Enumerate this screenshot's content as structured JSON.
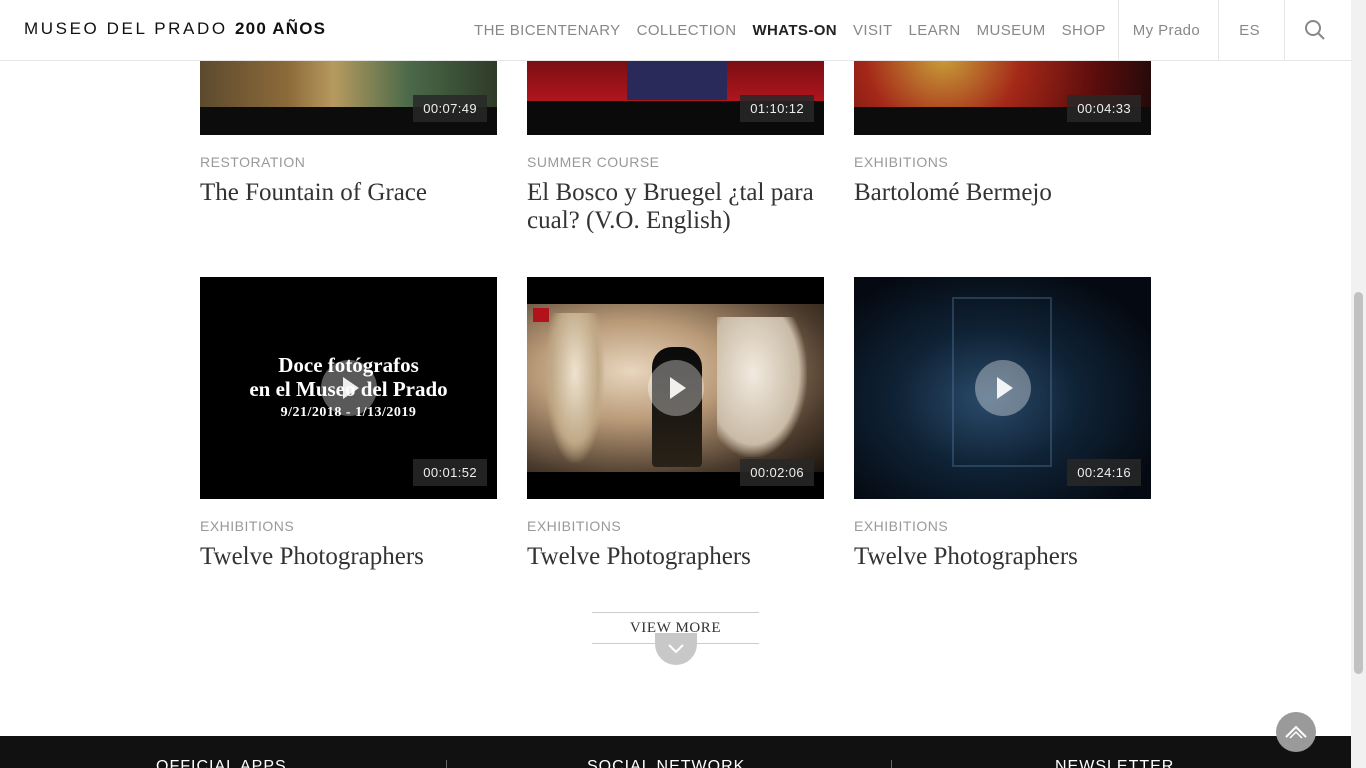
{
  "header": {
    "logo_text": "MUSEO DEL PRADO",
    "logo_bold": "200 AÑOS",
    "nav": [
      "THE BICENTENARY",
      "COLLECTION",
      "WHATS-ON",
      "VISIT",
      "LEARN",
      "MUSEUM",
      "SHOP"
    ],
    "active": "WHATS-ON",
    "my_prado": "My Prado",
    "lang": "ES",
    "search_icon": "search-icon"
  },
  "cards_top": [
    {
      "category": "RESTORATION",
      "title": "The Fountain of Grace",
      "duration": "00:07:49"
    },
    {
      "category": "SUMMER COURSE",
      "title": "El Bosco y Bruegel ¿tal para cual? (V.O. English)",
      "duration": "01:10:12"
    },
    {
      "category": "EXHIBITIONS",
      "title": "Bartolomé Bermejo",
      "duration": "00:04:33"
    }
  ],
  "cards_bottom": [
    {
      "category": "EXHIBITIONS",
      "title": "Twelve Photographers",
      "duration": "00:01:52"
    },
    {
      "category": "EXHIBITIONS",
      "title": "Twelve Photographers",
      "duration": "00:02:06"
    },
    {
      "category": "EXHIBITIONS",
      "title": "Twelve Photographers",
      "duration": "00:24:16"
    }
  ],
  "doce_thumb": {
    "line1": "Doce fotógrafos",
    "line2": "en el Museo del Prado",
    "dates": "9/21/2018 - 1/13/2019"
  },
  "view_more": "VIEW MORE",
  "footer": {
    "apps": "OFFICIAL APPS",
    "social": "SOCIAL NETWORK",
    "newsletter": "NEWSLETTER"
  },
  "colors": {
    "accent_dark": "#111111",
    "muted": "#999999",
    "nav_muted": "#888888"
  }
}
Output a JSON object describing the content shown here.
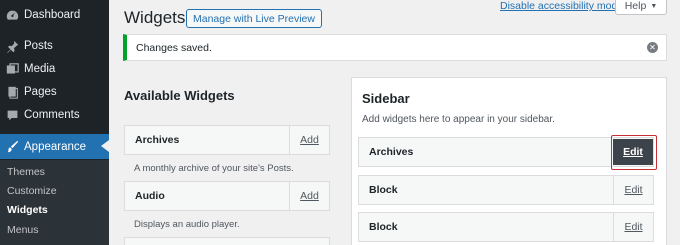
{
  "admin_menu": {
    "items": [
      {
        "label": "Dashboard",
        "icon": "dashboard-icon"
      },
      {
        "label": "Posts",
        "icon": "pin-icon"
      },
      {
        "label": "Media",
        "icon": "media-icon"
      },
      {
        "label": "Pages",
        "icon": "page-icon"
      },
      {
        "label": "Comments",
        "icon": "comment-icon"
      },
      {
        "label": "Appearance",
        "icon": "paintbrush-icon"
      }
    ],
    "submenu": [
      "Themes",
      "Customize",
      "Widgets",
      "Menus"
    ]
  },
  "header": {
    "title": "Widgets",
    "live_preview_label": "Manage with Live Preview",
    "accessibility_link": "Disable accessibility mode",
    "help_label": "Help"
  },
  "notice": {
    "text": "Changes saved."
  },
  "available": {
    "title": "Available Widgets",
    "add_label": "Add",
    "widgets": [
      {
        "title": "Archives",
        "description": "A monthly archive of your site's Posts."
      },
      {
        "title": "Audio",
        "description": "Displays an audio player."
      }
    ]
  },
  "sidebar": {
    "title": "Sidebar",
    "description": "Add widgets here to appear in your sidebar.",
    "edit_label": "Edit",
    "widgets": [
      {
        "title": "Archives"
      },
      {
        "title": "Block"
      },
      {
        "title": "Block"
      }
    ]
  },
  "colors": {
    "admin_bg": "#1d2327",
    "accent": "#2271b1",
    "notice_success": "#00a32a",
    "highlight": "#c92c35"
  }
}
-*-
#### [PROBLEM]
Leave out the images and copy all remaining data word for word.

#### [SOLUTION TO THIS PROBLEM]
Enumerate this screenshot's content as structured JSON.
{
  "header": {
    "logo_text": "MUSEO DEL PRADO",
    "logo_bold": "200 AÑOS",
    "nav": [
      "THE BICENTENARY",
      "COLLECTION",
      "WHATS-ON",
      "VISIT",
      "LEARN",
      "MUSEUM",
      "SHOP"
    ],
    "active": "WHATS-ON",
    "my_prado": "My Prado",
    "lang": "ES",
    "search_icon": "search-icon"
  },
  "cards_top": [
    {
      "category": "RESTORATION",
      "title": "The Fountain of Grace",
      "duration": "00:07:49"
    },
    {
      "category": "SUMMER COURSE",
      "title": "El Bosco y Bruegel ¿tal para cual? (V.O. English)",
      "duration": "01:10:12"
    },
    {
      "category": "EXHIBITIONS",
      "title": "Bartolomé Bermejo",
      "duration": "00:04:33"
    }
  ],
  "cards_bottom": [
    {
      "category": "EXHIBITIONS",
      "title": "Twelve Photographers",
      "duration": "00:01:52"
    },
    {
      "category": "EXHIBITIONS",
      "title": "Twelve Photographers",
      "duration": "00:02:06"
    },
    {
      "category": "EXHIBITIONS",
      "title": "Twelve Photographers",
      "duration": "00:24:16"
    }
  ],
  "doce_thumb": {
    "line1": "Doce fotógrafos",
    "line2": "en el Museo del Prado",
    "dates": "9/21/2018 - 1/13/2019"
  },
  "view_more": "VIEW MORE",
  "footer": {
    "apps": "OFFICIAL APPS",
    "social": "SOCIAL NETWORK",
    "newsletter": "NEWSLETTER"
  },
  "colors": {
    "accent_dark": "#111111",
    "muted": "#999999",
    "nav_muted": "#888888"
  }
}
Output a JSON object describing the content shown here.
{
  "admin_menu": {
    "items": [
      {
        "label": "Dashboard",
        "icon": "dashboard-icon"
      },
      {
        "label": "Posts",
        "icon": "pin-icon"
      },
      {
        "label": "Media",
        "icon": "media-icon"
      },
      {
        "label": "Pages",
        "icon": "page-icon"
      },
      {
        "label": "Comments",
        "icon": "comment-icon"
      },
      {
        "label": "Appearance",
        "icon": "paintbrush-icon"
      }
    ],
    "submenu": [
      "Themes",
      "Customize",
      "Widgets",
      "Menus"
    ]
  },
  "header": {
    "title": "Widgets",
    "live_preview_label": "Manage with Live Preview",
    "accessibility_link": "Disable accessibility mode",
    "help_label": "Help"
  },
  "notice": {
    "text": "Changes saved."
  },
  "available": {
    "title": "Available Widgets",
    "add_label": "Add",
    "widgets": [
      {
        "title": "Archives",
        "description": "A monthly archive of your site's Posts."
      },
      {
        "title": "Audio",
        "description": "Displays an audio player."
      }
    ]
  },
  "sidebar": {
    "title": "Sidebar",
    "description": "Add widgets here to appear in your sidebar.",
    "edit_label": "Edit",
    "widgets": [
      {
        "title": "Archives"
      },
      {
        "title": "Block"
      },
      {
        "title": "Block"
      }
    ]
  },
  "colors": {
    "admin_bg": "#1d2327",
    "accent": "#2271b1",
    "notice_success": "#00a32a",
    "highlight": "#c92c35"
  }
}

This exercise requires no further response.